If ABS-CBN wants to look for a root cause of its being denied a franchise, its leadership need only go stand in front of a mirror. This entire episode has only exposed the Lopez group as being atrociously bad at business — failing to realistically assess risks to its key assets, and take steps to eliminate or mitigate those risks. It would be laughable, if not for the several thousand blameless ABS-CBN employees and others who indirectly relied on the network’s normal operation who are now facing unemployment, that the Lopez’s idiotic hubris let what should have been a minor personal squabble — their essentially ripping off then-candidate Duterte for campaign advertising paid for but not aired back in 2016 — blow up into a real threat to their flagship’s sustainability. Standing on “principle” is foolish if one is clearly in the wrong.
Compare the Lopez’s situation to that of the Ayalas some time ago when they were in the President’s crosshairs over a number of questionable actions of Manila Water. That situation went from President Duterte loudly and publicly threatening to expropriate the company to the issues being quickly forgotten, because the Ayalas obviously know how to apply pragmatism when necessary — have a quiet, frank discussion with the President, and make an accommodation (in this case, a tie-up with equally savvy businessman Enrique Razon, with whom the Ayalas have a cordial relationship) that both resolves his grievances and protects the business’s fundamental assets.
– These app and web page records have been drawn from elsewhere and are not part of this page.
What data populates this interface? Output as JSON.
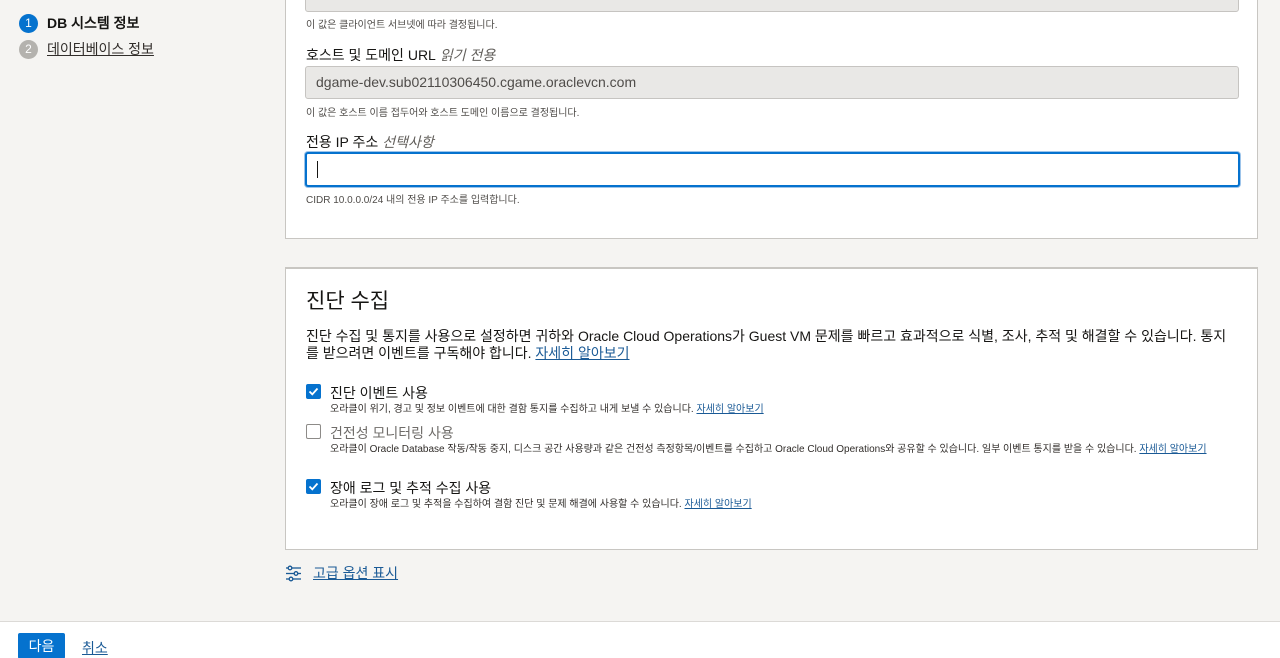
{
  "stepper": {
    "steps": [
      {
        "num": "1",
        "label": "DB 시스템 정보"
      },
      {
        "num": "2",
        "label": "데이터베이스 정보"
      }
    ]
  },
  "network": {
    "subnet_help": "이 값은 클라이언트 서브넷에 따라 결정됩니다.",
    "host_label": "호스트 및 도메인 URL",
    "host_tag": "읽기 전용",
    "host_value": "dgame-dev.sub02110306450.cgame.oraclevcn.com",
    "host_help": "이 값은 호스트 이름 접두어와 호스트 도메인 이름으로 결정됩니다.",
    "ip_label": "전용 IP 주소",
    "ip_tag": "선택사항",
    "ip_value": "",
    "ip_help": "CIDR 10.0.0.0/24 내의 전용 IP 주소를 입력합니다."
  },
  "diagnostics": {
    "title": "진단 수집",
    "description": "진단 수집 및 통지를 사용으로 설정하면 귀하와 Oracle Cloud Operations가 Guest VM 문제를 빠르고 효과적으로 식별, 조사, 추적 및 해결할 수 있습니다. 통지를 받으려면 이벤트를 구독해야 합니다.",
    "learn_more": "자세히 알아보기",
    "options": [
      {
        "label": "진단 이벤트 사용",
        "checked": true,
        "help": "오라클이 위기, 경고 및 정보 이벤트에 대한 결함 통지를 수집하고 내게 보낼 수 있습니다.",
        "link": "자세히 알아보기"
      },
      {
        "label": "건전성 모니터링 사용",
        "checked": false,
        "help": "오라클이 Oracle Database 작동/작동 중지, 디스크 공간 사용량과 같은 건전성 측정항목/이벤트를 수집하고 Oracle Cloud Operations와 공유할 수 있습니다. 일부 이벤트 통지를 받을 수 있습니다.",
        "link": "자세히 알아보기"
      },
      {
        "label": "장애 로그 및 추적 수집 사용",
        "checked": true,
        "help": "오라클이 장애 로그 및 추적을 수집하여 결함 진단 및 문제 해결에 사용할 수 있습니다.",
        "link": "자세히 알아보기"
      }
    ]
  },
  "advanced": {
    "label": "고급 옵션 표시"
  },
  "footer": {
    "next": "다음",
    "cancel": "취소"
  },
  "colors": {
    "accent": "#0572ce",
    "link": "#1a5a96"
  }
}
What it cost the Ayalas in doing that is a mere pittance in the long run, especially when compared with the damage an irritated President Duterte possessing an obedient Congress and no grasp of subtlety could do.
If it had just been the (legitimate) complaint President Duterte had against ABS-CBN for taking his money and not broadcasting his campaign commercials, then maybe the Lopez clan could have stood their ground. If that was all there was to it, the only real counterpunch President Duterte could have thrown would have been a lawsuit as a private individual. However, the old saying, “Those who live in glass houses shouldn’t throw stones” applies here. They already knew their broadcast franchise was nearing expiration at that point and should have taken a hard look at what other vulnerabilities might be exposed in the course of the inevitable scrutiny that would come when they sought a renewal.
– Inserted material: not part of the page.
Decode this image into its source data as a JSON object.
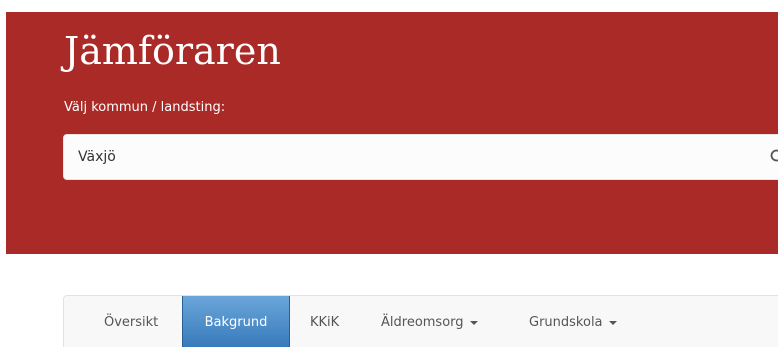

Instead, they inexplicably decided to overlook that — or are perhaps too incompetent to understand that basic precept of risk management — and put all their money on betting that they were too big to fail. The appeal to sentiment, the mistaken belief that public clamor would convince lawmakers that the Vice Ganda freakshow and Noli De Castro shouting tabloid-level headlines about pickpockets and car crashes were somehow national treasures that no one would dare deny the people was obviously wrong. It wasn’t even close, as it turned out.
The fate of ABS-CBN was deserved, if only to convince other business magnates that the banana republic perspective towards management that worked 30 years ago is not going to cut it anymore. To reinforce that lesson, what the government should do now, in answer to the calls from various parties that it should “take responsibility” for ABS-CBN’s displaced workers, is stand on the company to make certain that every one of its 11,000 or so workers — about 2,600 regular employees and the rest being contractual labor — are given proper compensation and other separation benefits (if applicable — not all of them will actually lose their jobs, given that ABS-CBN can still operate in a slightly diminished form) in exact accordance with the law.
As a parting thought, if there is anything to be said in mild favor of ABS-CBN, this entire sorry episode has revealed the basic irrationality of the concept of the “legislative franchise.” That, however, is an issue to take up in another discussion.